Stephen II (752) is omitted from some lists as he was elected but died before being consecrated.
In 753 Pope Stephen II turned to Pippin, the first Carolingian king of the Franks, for protection against the depredations of the Lombards in Italy.
Paul I, the pope who sent Simeon, the Roman songmaster, to teach Franks at Rouen, was the brother of Pope Stephen II with whom Pippin had negotiated at Ponthion in 754.
The towers she associates with the residence of Bishop Stephen II (766-94) have always been understood to have been attached or adjacent to the older double cathedral complex (see the seventeenth- and eighteenth-century studies of Sersale, Chioccarello, and Mazzocchi), and not part of the episcopal palace (one of these towers would appear to have been rebuilt by Archbishop Peter of Sorrento in the 1230s, and the other almost certainly was reconstructed as the Minutolo Chapel in ca.

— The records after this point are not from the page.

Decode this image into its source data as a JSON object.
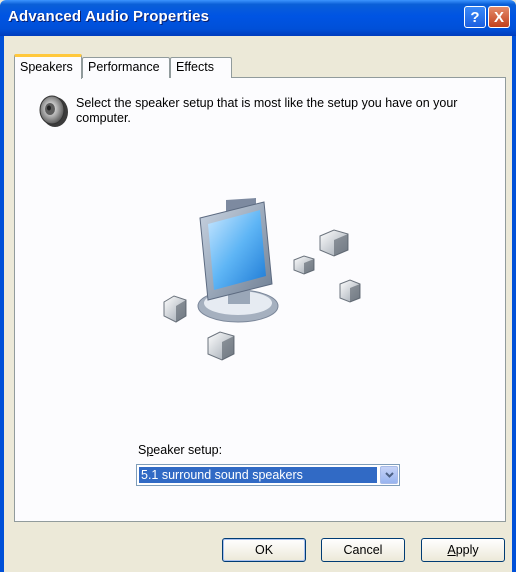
{
  "window": {
    "title": "Advanced Audio Properties"
  },
  "titlebar_buttons": {
    "help": "?",
    "close": "X"
  },
  "tabs": [
    {
      "label": "Speakers",
      "active": true
    },
    {
      "label": "Performance",
      "active": false
    },
    {
      "label": "Effects",
      "active": false
    }
  ],
  "speakers_tab": {
    "description": "Select the speaker setup that is most like the setup you have on your computer.",
    "setup_label_prefix": "S",
    "setup_label_access": "p",
    "setup_label_rest": "eaker setup:",
    "selected_setup": "5.1 surround sound speakers"
  },
  "buttons": {
    "ok": "OK",
    "cancel": "Cancel",
    "apply_access": "A",
    "apply_rest": "pply"
  },
  "colors": {
    "titlebar": "#0054e3",
    "selection": "#316ac5",
    "dialog_bg": "#ece9d8",
    "tab_highlight": "#ffc83c"
  },
  "icons": [
    "speaker-icon",
    "help-icon",
    "close-icon",
    "dropdown-arrow-icon"
  ]
}
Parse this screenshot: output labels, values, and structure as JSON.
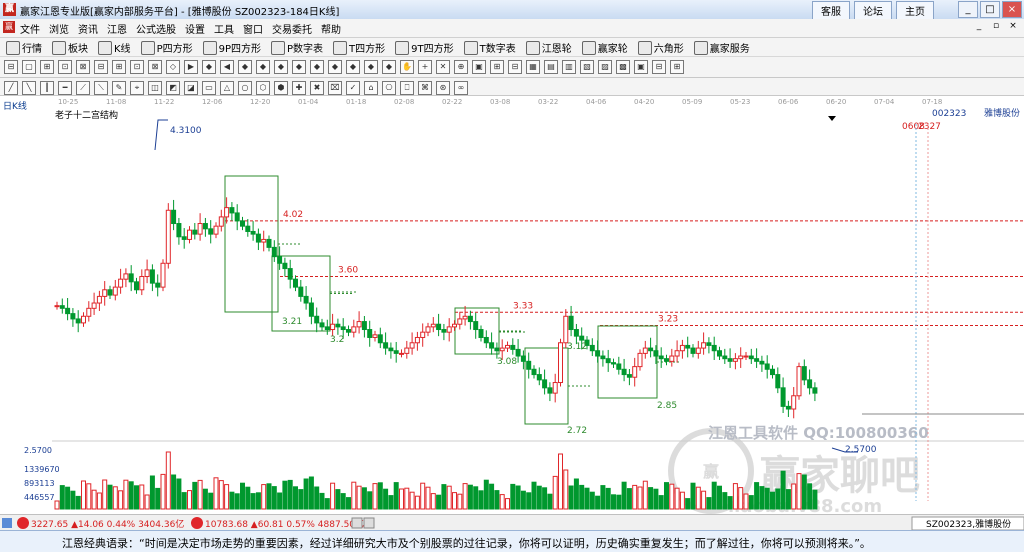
{
  "window": {
    "title": "赢家江恩专业版[赢家内部服务平台] - [雅博股份  SZ002323-184日K线]",
    "links": [
      "客服",
      "论坛",
      "主页"
    ],
    "controls": [
      "_",
      "□",
      "×"
    ]
  },
  "menu": {
    "items": [
      "文件",
      "浏览",
      "资讯",
      "江恩",
      "公式选股",
      "设置",
      "工具",
      "窗口",
      "交易委托",
      "帮助"
    ]
  },
  "toolbar": {
    "items": [
      {
        "label": "行情",
        "icon": "grid-icon"
      },
      {
        "label": "板块",
        "icon": "blocks-icon"
      },
      {
        "label": "K线",
        "icon": "kline-icon"
      },
      {
        "label": "P四方形",
        "icon": "p-square-icon"
      },
      {
        "label": "9P四方形",
        "icon": "9p-square-icon"
      },
      {
        "label": "P数字表",
        "icon": "p-table-icon"
      },
      {
        "label": "T四方形",
        "icon": "t-square-icon"
      },
      {
        "label": "9T四方形",
        "icon": "9t-square-icon"
      },
      {
        "label": "T数字表",
        "icon": "t-table-icon"
      },
      {
        "label": "江恩轮",
        "icon": "gann-wheel-icon"
      },
      {
        "label": "赢家轮",
        "icon": "winner-wheel-icon"
      },
      {
        "label": "六角形",
        "icon": "hexagon-icon"
      },
      {
        "label": "赢家服务",
        "icon": "dollar-icon"
      }
    ]
  },
  "chart": {
    "period_label": "日K线",
    "indicator_name": "老子十二宫结构",
    "stock_code": "002323",
    "stock_name": "雅博股份",
    "cursor_date_label": "0608",
    "cursor_value_label": "2327",
    "dates": [
      "10-25",
      "11-08",
      "11-22",
      "12-06",
      "12-20",
      "01-04",
      "01-18",
      "02-08",
      "02-22",
      "03-08",
      "03-22",
      "04-06",
      "04-20",
      "05-09",
      "05-23",
      "06-06",
      "06-20",
      "07-04",
      "07-18"
    ],
    "high_label": "4.3100",
    "low_label": "2.5700",
    "levels": [
      {
        "label": "4.02"
      },
      {
        "label": "3.60"
      },
      {
        "label": "3.33"
      },
      {
        "label": "3.23"
      }
    ],
    "box_labels": [
      "3.21",
      "3.2",
      "3.08",
      "3.12",
      "2.72",
      "2.85"
    ],
    "volume_axis": [
      "2.5700",
      "1339670",
      "893113",
      "446557"
    ],
    "watermark_line1": "江恩工具软件  QQ:100800360",
    "watermark_line2": "赢家聊吧",
    "watermark_line3": "liaoba.v88.com",
    "colors": {
      "up": "#e0262a",
      "down": "#00982e",
      "box": "#2e8b2e",
      "level": "#d61f1f",
      "axis_text": "#1c3f94"
    }
  },
  "sheetbar": {
    "sh_index": "3227.65 ▲14.06 0.44% 3404.36亿",
    "sz_index": "10783.68 ▲60.81 0.57% 4887.50亿",
    "tab_label": "SZ002323,雅博股份"
  },
  "status": {
    "quote": "江恩经典语录：“时间是决定市场走势的重要因素，经过详细研究大市及个别股票的过往记录，你将可以证明，历史确实重复发生；而了解过往，你将可以预测将来。”。"
  }
}
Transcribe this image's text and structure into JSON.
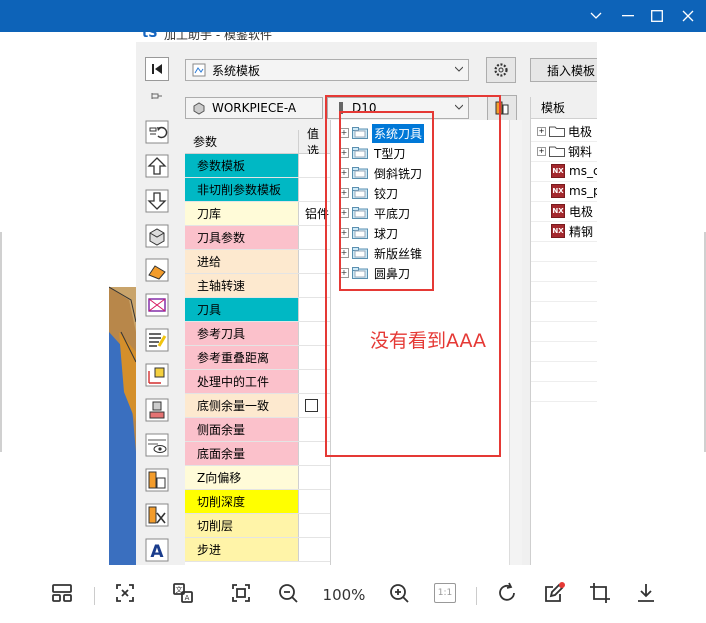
{
  "app": {
    "title": "加工助手 - 模鉴软件",
    "logo": "tS"
  },
  "toolbar": {
    "template_system": "系统模板",
    "workpiece": "WORKPIECE-A",
    "tool": "D10",
    "insert_template": "插入模板"
  },
  "params": {
    "header_param": "参数",
    "header_value": "值选",
    "rows": [
      {
        "name": "参数模板",
        "value": "",
        "color": "#00b8c4"
      },
      {
        "name": "非切削参数模板",
        "value": "",
        "color": "#00b8c4"
      },
      {
        "name": "刀库",
        "value": "铝件",
        "color": "#fffbd8"
      },
      {
        "name": "刀具参数",
        "value": "",
        "color": "#fbc1cb"
      },
      {
        "name": "进给",
        "value": "",
        "color": "#fde9cf"
      },
      {
        "name": "主轴转速",
        "value": "",
        "color": "#fde9cf"
      },
      {
        "name": "刀具",
        "value": "",
        "color": "#00b8c4"
      },
      {
        "name": "参考刀具",
        "value": "",
        "color": "#fbc1cb"
      },
      {
        "name": "参考重叠距离",
        "value": "",
        "color": "#fbc1cb"
      },
      {
        "name": "处理中的工件",
        "value": "",
        "color": "#fbc1cb"
      },
      {
        "name": "底侧余量一致",
        "value": "checkbox",
        "color": "#fde9cf"
      },
      {
        "name": "侧面余量",
        "value": "",
        "color": "#fbc1cb"
      },
      {
        "name": "底面余量",
        "value": "",
        "color": "#fbc1cb"
      },
      {
        "name": "Z向偏移",
        "value": "",
        "color": "#fffbd8"
      },
      {
        "name": "切削深度",
        "value": "",
        "color": "#ffff00"
      },
      {
        "name": "切削层",
        "value": "",
        "color": "#fff4a8"
      },
      {
        "name": "步进",
        "value": "",
        "color": "#fff4a8"
      }
    ]
  },
  "tool_tree": {
    "items": [
      "系统刀具",
      "T型刀",
      "倒斜铣刀",
      "铰刀",
      "平底刀",
      "球刀",
      "新版丝锥",
      "圆鼻刀"
    ],
    "selected_index": 0
  },
  "annotation": {
    "text": "没有看到AAA",
    "color": "#e53935"
  },
  "template_tree": {
    "header": "模板",
    "folders": [
      "电极",
      "钢料"
    ],
    "files": [
      "ms_c",
      "ms_p",
      "电极",
      "精钢"
    ]
  },
  "viewer": {
    "zoom": "100%",
    "ratio_label": "1:1"
  }
}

The vast majority of those of Stephen II, Paul I, and Hadrian I survive only in a single manuscript of the Codex Carolinus prepared on Charlemagne's command in 791.
In 751 Charles Martel's son Pepin III (714?-768) persuaded Pope Stephen II (who held the seat from 752 to 757) to declare him king of the Frankish realm.
Became king of the Lombards (749); conquered the nominally Byzantine Exarchate of Ravenna (751); next directed his energies toward the conquest of Rome, and by 753 was threatening the city itself; was defeated at the battle of Mount Cenis (754) by a Frankish army under Pepin III the Short, sent to rescue Pope Stephen II and Rome; was besieged in Pavia; made peace with Pepin and promised to restore the conquered lands, but resumed his aggressions as soon as Pepin left, and besieged Rome (January-April 756); besieged again in Pavia when Pepin led another army into Italy, he was forced to pay tribute and to hand his conquests over to Pepin, who gave them to Pope Stephen II; died shortly after (January 757?).
Salisbury, who died in 1851, lived there with her husband, Stephen Salisbury I, and son, Stephen II, until he was grown and moved into a larger mansion nearby.
The standard history of Carolingian liturgical reform usually begins in 754, when Pope Stephen II traveled to the Frankish kingdom to anoint Pepin king and to confirm their alliance against the Lombards.